The crystal (malt) method
Last time we toured the wide world of base malt.
Now it’s time to delve into the dark side: the bold flavours and colours of caramel, crystal, and roasted malts.
As we learned last time, malt is dried and lightly toasted in a kiln as part of the malting process. With base malts, that kilning stage is usually kept at a low temperature to prevent colouring the grain too much. This also preserves the diastatic enzymes – the alphas and betas that break down sugars in the mash.
But what happens if you kiln at higher temperatures? Well, it’s not a million miles off what happens if you cook sugar. You start off with pale and sweet sugar, then as it heats up, it turns more golden. Keep going and it gets darker and develops a deeper flavour. Get the heat right up and the sugar burns, turning black and bitter. The same thing happens with the sugars inside malt as you kiln for longer and at hotter temperatures.
There are two main groups of malts that go through this process, the first being crystal malts. These are kilned directly after germinating, before they are allowed to dry out, which means the sugars inside the grain crystallise with heat. If you break open an uncrushed kernel you should be able to see actual sugar crystals!

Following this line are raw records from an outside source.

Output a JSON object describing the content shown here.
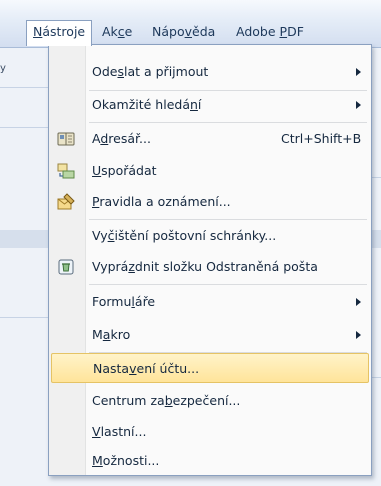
{
  "menubar": {
    "items": [
      {
        "pre": "",
        "u": "N",
        "post": "ástroje"
      },
      {
        "pre": "Ak",
        "u": "c",
        "post": "e"
      },
      {
        "pre": "Nápo",
        "u": "v",
        "post": "ěda"
      },
      {
        "pre": "Adobe ",
        "u": "P",
        "post": "DF"
      }
    ],
    "edge_left": "y"
  },
  "menu": {
    "items": [
      {
        "pre": "Ode",
        "u": "s",
        "post": "lat a přijmout",
        "shortcut": "",
        "submenu": true,
        "icon": ""
      },
      {
        "pre": "Okamžité hledá",
        "u": "n",
        "post": "í",
        "shortcut": "",
        "submenu": true,
        "icon": ""
      },
      {
        "pre": "A",
        "u": "d",
        "post": "resář...",
        "shortcut": "Ctrl+Shift+B",
        "submenu": false,
        "icon": "address-book-icon"
      },
      {
        "pre": "",
        "u": "U",
        "post": "spořádat",
        "shortcut": "",
        "submenu": false,
        "icon": "organize-icon"
      },
      {
        "pre": "",
        "u": "P",
        "post": "ravidla a oznámení...",
        "shortcut": "",
        "submenu": false,
        "icon": "rules-icon"
      },
      {
        "pre": "Vy",
        "u": "č",
        "post": "ištění poštovní schránky...",
        "shortcut": "",
        "submenu": false,
        "icon": ""
      },
      {
        "pre": "Vyprá",
        "u": "z",
        "post": "dnit složku Odstraněná pošta",
        "shortcut": "",
        "submenu": false,
        "icon": "recycle-icon"
      },
      {
        "pre": "Formu",
        "u": "l",
        "post": "áře",
        "shortcut": "",
        "submenu": true,
        "icon": ""
      },
      {
        "pre": "M",
        "u": "a",
        "post": "kro",
        "shortcut": "",
        "submenu": true,
        "icon": ""
      },
      {
        "pre": "Nasta",
        "u": "v",
        "post": "ení účtu...",
        "shortcut": "",
        "submenu": false,
        "icon": ""
      },
      {
        "pre": "Centrum za",
        "u": "b",
        "post": "ezpečení...",
        "shortcut": "",
        "submenu": false,
        "icon": ""
      },
      {
        "pre": "",
        "u": "V",
        "post": "lastní...",
        "shortcut": "",
        "submenu": false,
        "icon": ""
      },
      {
        "pre": "",
        "u": "M",
        "post": "ožnosti...",
        "shortcut": "",
        "submenu": false,
        "icon": ""
      }
    ],
    "hovered_index": 9
  },
  "colors": {
    "hover_top": "#fff3c9",
    "hover_bottom": "#ffe49a",
    "hover_border": "#e5c365",
    "menu_border": "#8aa0c0"
  }
}
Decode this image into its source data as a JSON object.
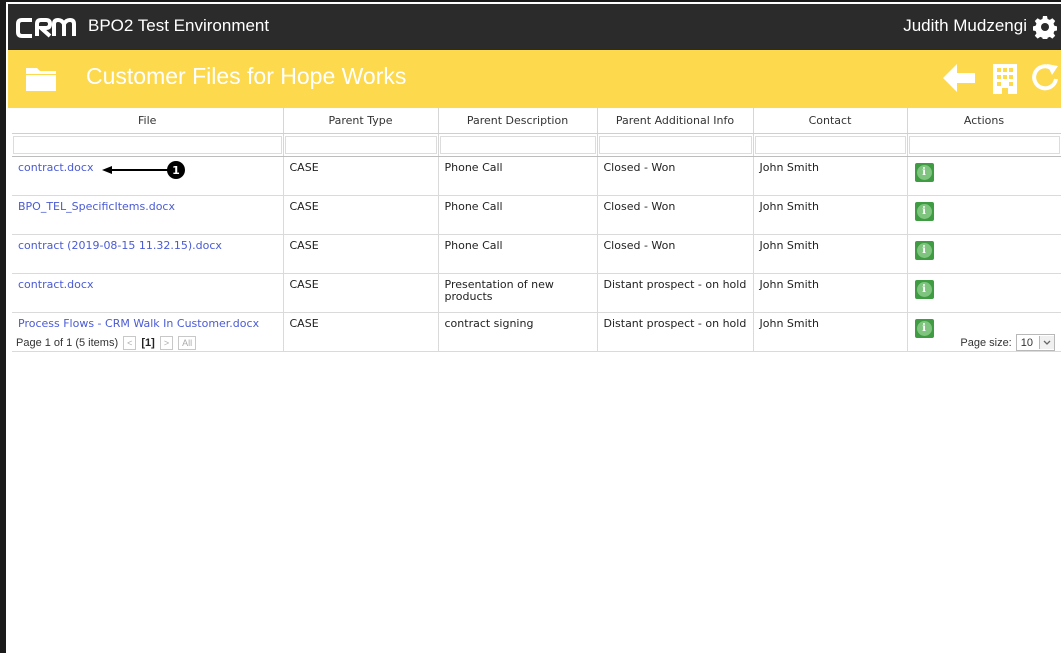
{
  "app": {
    "logo_text": "CRM",
    "environment": "BPO2 Test Environment",
    "user_name": "Judith Mudzengi",
    "icons": [
      "gear-icon",
      "folder-icon",
      "back-arrow-icon",
      "building-icon",
      "refresh-icon"
    ]
  },
  "page": {
    "title": "Customer Files for Hope Works"
  },
  "colors": {
    "topbar": "#2b2b2b",
    "header": "#fcd94d",
    "link": "#4a5bd4",
    "action": "#3f9c43"
  },
  "table": {
    "columns": [
      "File",
      "Parent Type",
      "Parent Description",
      "Parent Additional Info",
      "Contact",
      "Actions"
    ],
    "rows": [
      {
        "file": "contract.docx",
        "parent_type": "CASE",
        "parent_description": "Phone Call",
        "parent_additional_info": "Closed - Won",
        "contact": "John Smith"
      },
      {
        "file": "BPO_TEL_SpecificItems.docx",
        "parent_type": "CASE",
        "parent_description": "Phone Call",
        "parent_additional_info": "Closed - Won",
        "contact": "John Smith"
      },
      {
        "file": "contract (2019-08-15 11.32.15).docx",
        "parent_type": "CASE",
        "parent_description": "Phone Call",
        "parent_additional_info": "Closed - Won",
        "contact": "John Smith"
      },
      {
        "file": "contract.docx",
        "parent_type": "CASE",
        "parent_description": "Presentation of new products",
        "parent_additional_info": "Distant prospect - on hold",
        "contact": "John Smith"
      },
      {
        "file": "Process Flows - CRM Walk In Customer.docx",
        "parent_type": "CASE",
        "parent_description": "contract signing",
        "parent_additional_info": "Distant prospect - on hold",
        "contact": "John Smith"
      }
    ],
    "action_icon": "i"
  },
  "annotation": {
    "number": "1"
  },
  "pager": {
    "summary": "Page 1 of 1 (5 items)",
    "prev": "<",
    "current": "[1]",
    "next": ">",
    "all": "All",
    "page_size_label": "Page size:",
    "page_size_value": "10"
  }
}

Crystal malts are graded depending on how much they are kilned, from “light” which only gets a little heat, up to “extra dark” which is a deep brown colour. Very light crystal malts are also known as caramel malts – sometimes shortened to “caramalt”.
Because the diastatic enzymes are damaged by the heat in this process, crystal malts need to be used alongside base malts. That’s not a bad thing: the more intense flavours of crystal malts are best used as accents. Lighter crystal malts give a smooth caramel flavour, ascending up through toffee and into dark fruit and molasses with darker malts. A small percentage is best, otherwise these flavours can become cloying.
Roasted malts, our second main group, are dried like a base malt before being kilned at high temperatures. This produces less sweet flavours than crystal malts, ranging from coffee through to bitter treacle. The lightest roast malts are amber malt, followed by brown, and then up to black malt.
A popular roasted malt is chocolate malt, which is darker than brown malt but not as bitter and astringent as black malt. Despite the name, chocolate malt is only the colour of chocolate, and tastes more like black coffee.
Some grains are roasted without malting them first, giving a different flavour. Roasted barley is simply dried and then roasted without germinating it, and gives a mix of the intense, dark bitterness of black malt with the coffee notes of chocolate malt. The most popular stout in the UK (you can guess which) uses a mix of roasted barley and chocolate malt to achieve its dry and dark character.
Say cara, cara
Some maltsters use “cara” to indicate both crystal and roasted malts. Weyermann’s selection ranges from Carapils, an extremely light caramel malt with an EBC colour rating of 4, all the way up to Carafa, a dark roasted malt at 1400 EBC!
The high heat used to make both crystal and roasted malts gives them stronger foam-retaining properties than base malts. Often you may see small amounts of low coloured crystal malt in a recipe to give a more stable head of foam. However, that same high heat changes the mineral composition of the malt, and both crystal and roasted malts contain higher levels of oxygen-sensitive minerals like manganese.
This means that beers with high levels of crystal malt in particular are very sensitive to oxidation, changing that beautiful sweet toffee flavour into something more like wet cardboard (ugh!). The more of these malts you use, the more careful you have to be to reduce unnecessary exposure to oxygen.
As with crystal malts, roasted malts need to be used alongside base malts, typically in small quantities as accents. Because the darkest roasted malts can be quite bitter – like the burnt edges of toast – some brewers only add these malts at the end of the mash, before sparging. This extracts colour from the malt with less of the astringency.
You could also try “cold steeping” dark malts in room temperature water overnight. A bit like making cold brew coffee, this yields a particularly smooth flavour that’s ideal for black IPA, but lacks the roasty “bite” you might want in a stout. Why not experiment to find your preference?
Looking for that special something in your brew?
There’s a malt for that…
Beyond base malts and the sweet darkness of crystal and roasted malts, there are all sorts of unique malts, as well as other grains like wheat and rye, that can give your beer that special something.
Next time we’ll explore these specialty malts and grains!